How Are COVID-19 Cases Reported By Your County?
DALLAS – The counties in North Texas have different, but similar COVID-19 reporting structures.
The transparency of information released regarding how the numbers are compiled when reporting COVID-19 cases is provided by Local Health Authority sources.
In Dallas County, Lauren Trimble, Chief of Staff for Judge Clay Jenkins, told us several weeks ago Dallas County Health and Human Services uses the CDC and the Council of State and Territorial Epidemiologists definition of confirmed COVID deaths, which is the same as in New York City. She did not return recent calls concerning if the situation/reporting has changed.
Ellis County COVID-19 Reporting
Ellis County has never had a public health department. This means unlike a metro county, all COVID-19 cases within Ellis County are tracked by the Texas Department of State Health Services (DSHS). Nathaniel Pecina, Public Information Specialist for Ellis County said these cases are then delivered to the counties Local Health Authority.

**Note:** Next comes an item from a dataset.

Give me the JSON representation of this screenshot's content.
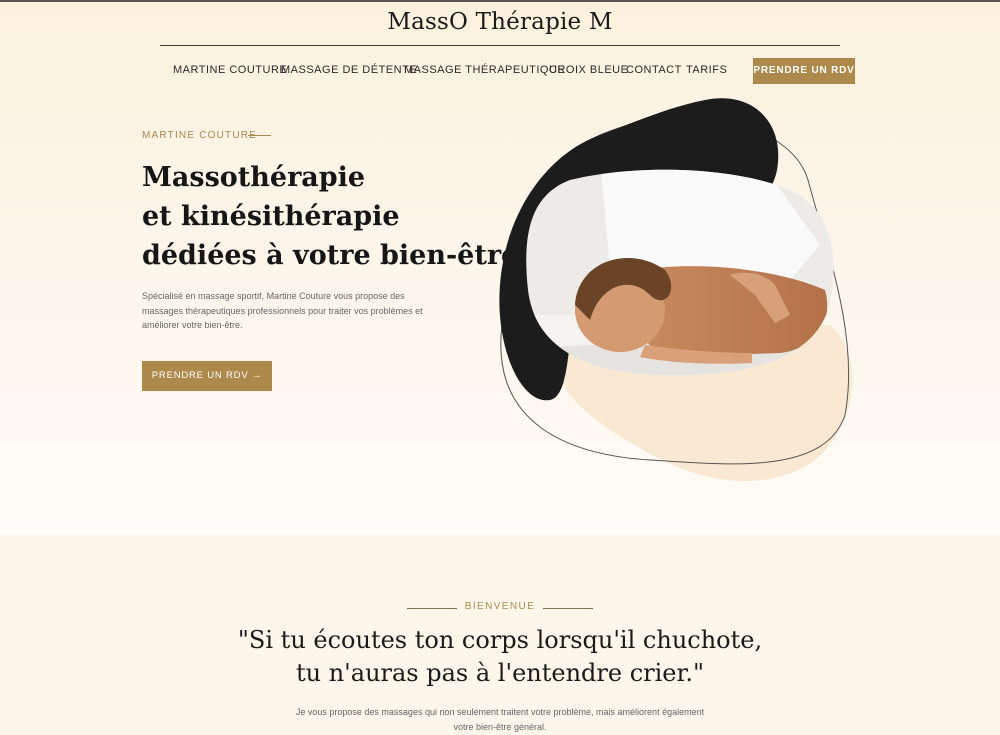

They notify and report the numbers to the Ellis County Office of Emergency Management.
“Sharing the loss of life in the press releases not only provides a whole picture of the impact the virus has had in Ellis County, but it is also is essential in relaying this is a member of our community,” Pecina said. “While we might never receive the background of these residents each one of them was a friend, a family member, a loved one, they each have a story. “
Ellis County currently has 64 active COVID-19 cases, 12 deaths and 205 recoveries as of the data released today (5/19/20).
Tarrant County COVID-19 Reporting
Richard Hill, Senior Public Information Officer for the Tarrant County Public Health, said laboratories who perform COVID-19 tests for Tarrant County residents are required to report positive cases to Tarrant County Public Health (TCPH). They then post the information on the county website dashboard, at coronavirus.tarrantcounty.com.
“As of May 14, Public Health recorded 4, 211 positive cases in Tarrant County, and 117 deaths,” Hill said. “As well, 828 people have recovered. You can also find a breakdown of cases and deaths by city, zip code, gender, age group, race, and ethnicity, plus information about testing, hospitalizations, resources for families, and Opening Texas. The website is updated daily.”
Hill said Tarrant County believes it is important to share as much information as possible about COVID-19. This enables people to make informed decisions about how to protect themselves and their families.
“Unlike the flu, there is no vaccine for COVID-19 at this time,” Hill added. “We continue to encourage residents to stay home as much as possible; engage only in essential activities; maintain social distancing; and to cover mouth and nose with a mask or scarf if you do go out. Older adults and people of any age with serious chronic medical conditions are advised to cancel or postpone nonessential travel.”
COVID-19 Reporting in Johnson County
In Johnson County, Jamie R. Moore, CEM, Johnson County Emergency Management said the county does not have a health department. By default, the Texas Department of State Health Services (DSHS) is the “health department” supplying information to Johnson County.
“In addition, the county has a Local Health Authority (LHA), which is an individual doctor in the community that can provide guidance to the Commissioners Court related to health of the community,” Moore said. “There are over 30 counties in North Texas that have a similar set up.”
In Johnson County, the Local Health Authority receives a daily update from DSHS. That data includes age, sex, and address of the positive cases. The state does not track “recoveries” because that is more of a diagnosis term by a physician. They do provide “date of last home isolation,” which is in other words “when a person is released from quarantine.”
“My office receives the data from our LHA,” Moore explained. “We consolidate that information into various charts, graphs and spreadsheets. Daily we post on our social media accounts (Johnson County Emergency Management Facebook and Twitter) the daily numbers, as well as a breakdown of cases by City within the County. We also post a daily Situation Report on the county website, www.jocotx.org, which includes the same data. The graph we post daily includes the number of persons released and deaths.”
Johnson County Uses Graphs
Every Friday, Johnson County also publishes additional graphs, the density or heat map, cases per 10K population, and a graph depicting cumulative cases versus released cases.
“It is vital to report daily numbers so that our community as a whole can understand the current level of risk and track trending in the spread of the virus across the county,” Moore said. “We believe that providing the public this basic information allows them to make the best decisions for themselves and their family.”
Currently, Johnson County has a cumulative total of 121 confirmed cases, 85 released cases, and have reported four deaths.